(The input Opens)

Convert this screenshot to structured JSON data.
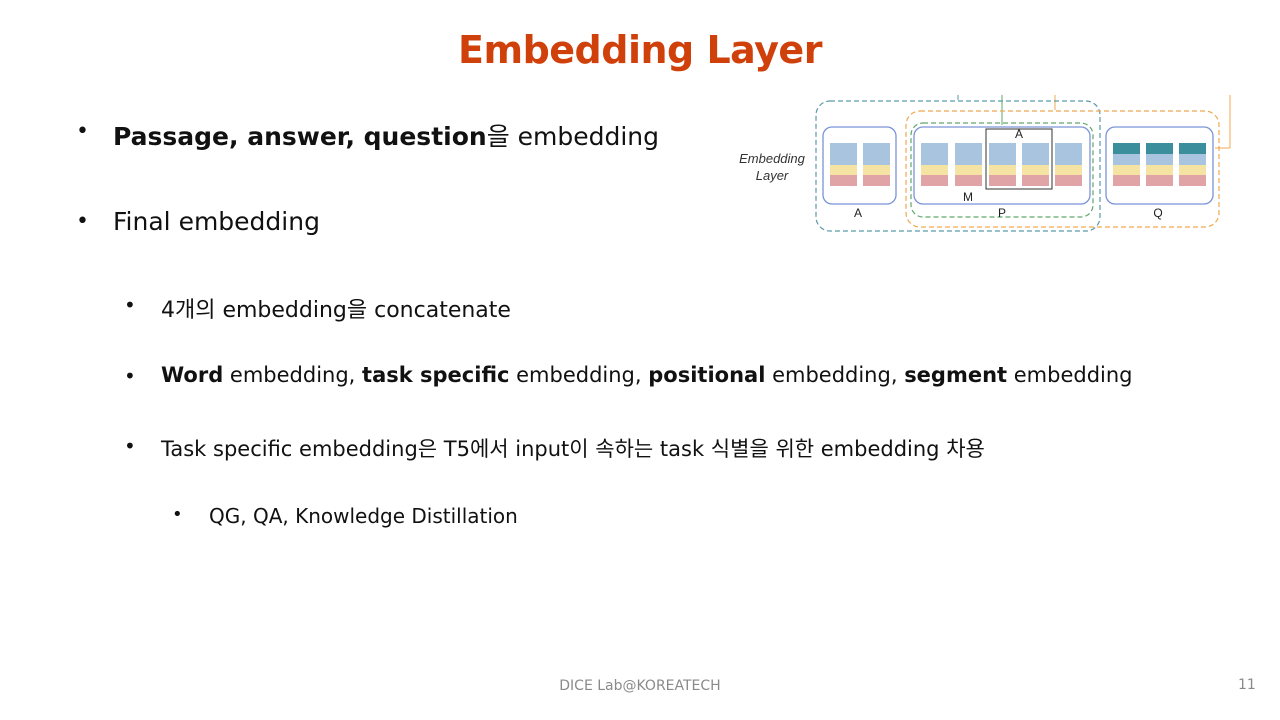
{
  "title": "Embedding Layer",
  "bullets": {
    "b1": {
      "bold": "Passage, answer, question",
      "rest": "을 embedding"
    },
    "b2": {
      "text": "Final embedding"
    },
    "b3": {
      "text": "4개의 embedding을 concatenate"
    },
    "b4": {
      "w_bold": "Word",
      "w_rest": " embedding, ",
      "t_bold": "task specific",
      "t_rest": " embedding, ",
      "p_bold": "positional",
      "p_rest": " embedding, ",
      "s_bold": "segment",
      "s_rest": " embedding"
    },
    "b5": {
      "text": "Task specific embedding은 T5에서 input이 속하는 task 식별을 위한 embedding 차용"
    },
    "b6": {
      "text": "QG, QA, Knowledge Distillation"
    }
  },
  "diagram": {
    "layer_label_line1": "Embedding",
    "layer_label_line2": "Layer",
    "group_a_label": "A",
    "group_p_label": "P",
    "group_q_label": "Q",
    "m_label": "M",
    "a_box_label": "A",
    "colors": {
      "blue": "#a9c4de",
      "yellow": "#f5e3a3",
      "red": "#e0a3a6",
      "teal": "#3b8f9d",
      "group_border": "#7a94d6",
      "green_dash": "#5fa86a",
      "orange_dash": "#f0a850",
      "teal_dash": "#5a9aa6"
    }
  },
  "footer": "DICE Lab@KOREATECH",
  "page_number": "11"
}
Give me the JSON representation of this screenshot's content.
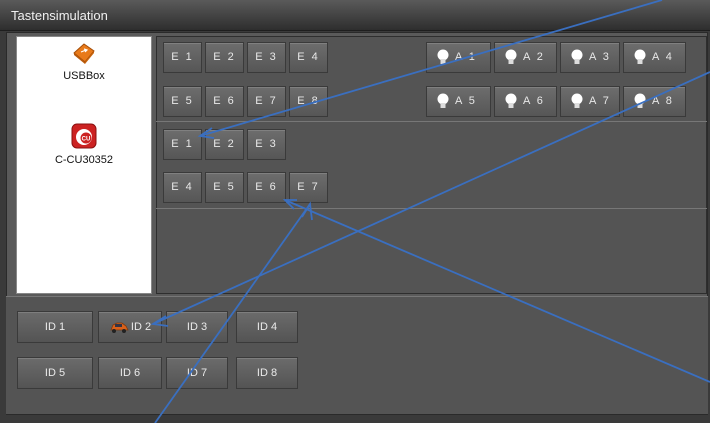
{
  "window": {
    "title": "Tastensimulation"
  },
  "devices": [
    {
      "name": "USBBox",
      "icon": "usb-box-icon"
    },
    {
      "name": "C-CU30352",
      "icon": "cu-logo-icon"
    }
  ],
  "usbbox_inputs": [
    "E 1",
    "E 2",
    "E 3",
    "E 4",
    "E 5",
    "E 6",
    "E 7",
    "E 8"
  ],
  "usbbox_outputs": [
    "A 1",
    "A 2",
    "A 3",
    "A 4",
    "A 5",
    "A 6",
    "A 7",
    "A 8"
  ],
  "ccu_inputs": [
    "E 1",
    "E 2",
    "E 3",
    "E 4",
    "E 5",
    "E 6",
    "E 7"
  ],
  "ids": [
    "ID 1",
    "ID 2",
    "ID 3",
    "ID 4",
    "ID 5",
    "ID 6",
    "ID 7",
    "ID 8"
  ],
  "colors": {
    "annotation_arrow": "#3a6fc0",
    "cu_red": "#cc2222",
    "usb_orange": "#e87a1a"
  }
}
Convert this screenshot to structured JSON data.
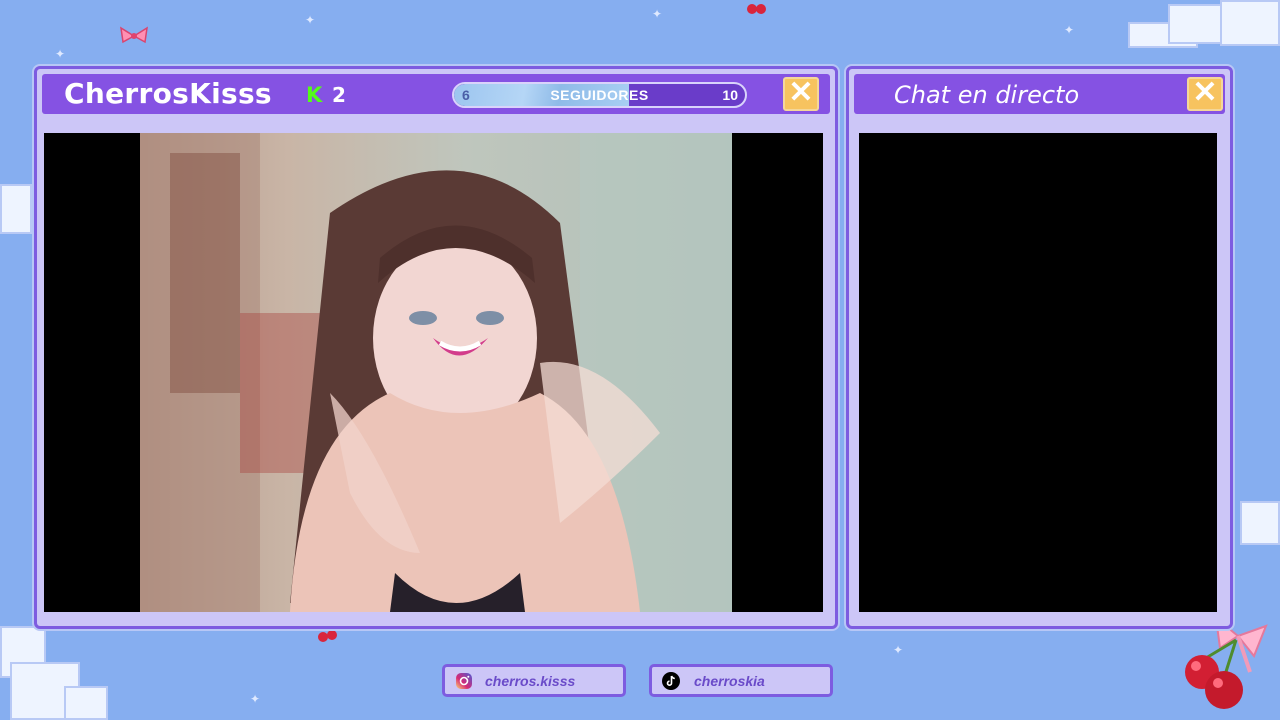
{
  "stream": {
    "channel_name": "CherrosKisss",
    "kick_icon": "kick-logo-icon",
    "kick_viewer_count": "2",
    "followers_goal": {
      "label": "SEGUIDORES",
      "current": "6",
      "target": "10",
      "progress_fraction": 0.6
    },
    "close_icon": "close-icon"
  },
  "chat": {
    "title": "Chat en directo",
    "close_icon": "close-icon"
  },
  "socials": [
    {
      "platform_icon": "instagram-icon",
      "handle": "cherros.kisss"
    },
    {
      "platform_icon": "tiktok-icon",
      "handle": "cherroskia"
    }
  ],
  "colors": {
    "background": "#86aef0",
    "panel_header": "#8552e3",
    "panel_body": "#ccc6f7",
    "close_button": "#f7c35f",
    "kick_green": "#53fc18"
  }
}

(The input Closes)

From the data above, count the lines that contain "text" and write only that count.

▶ [Result below]: 4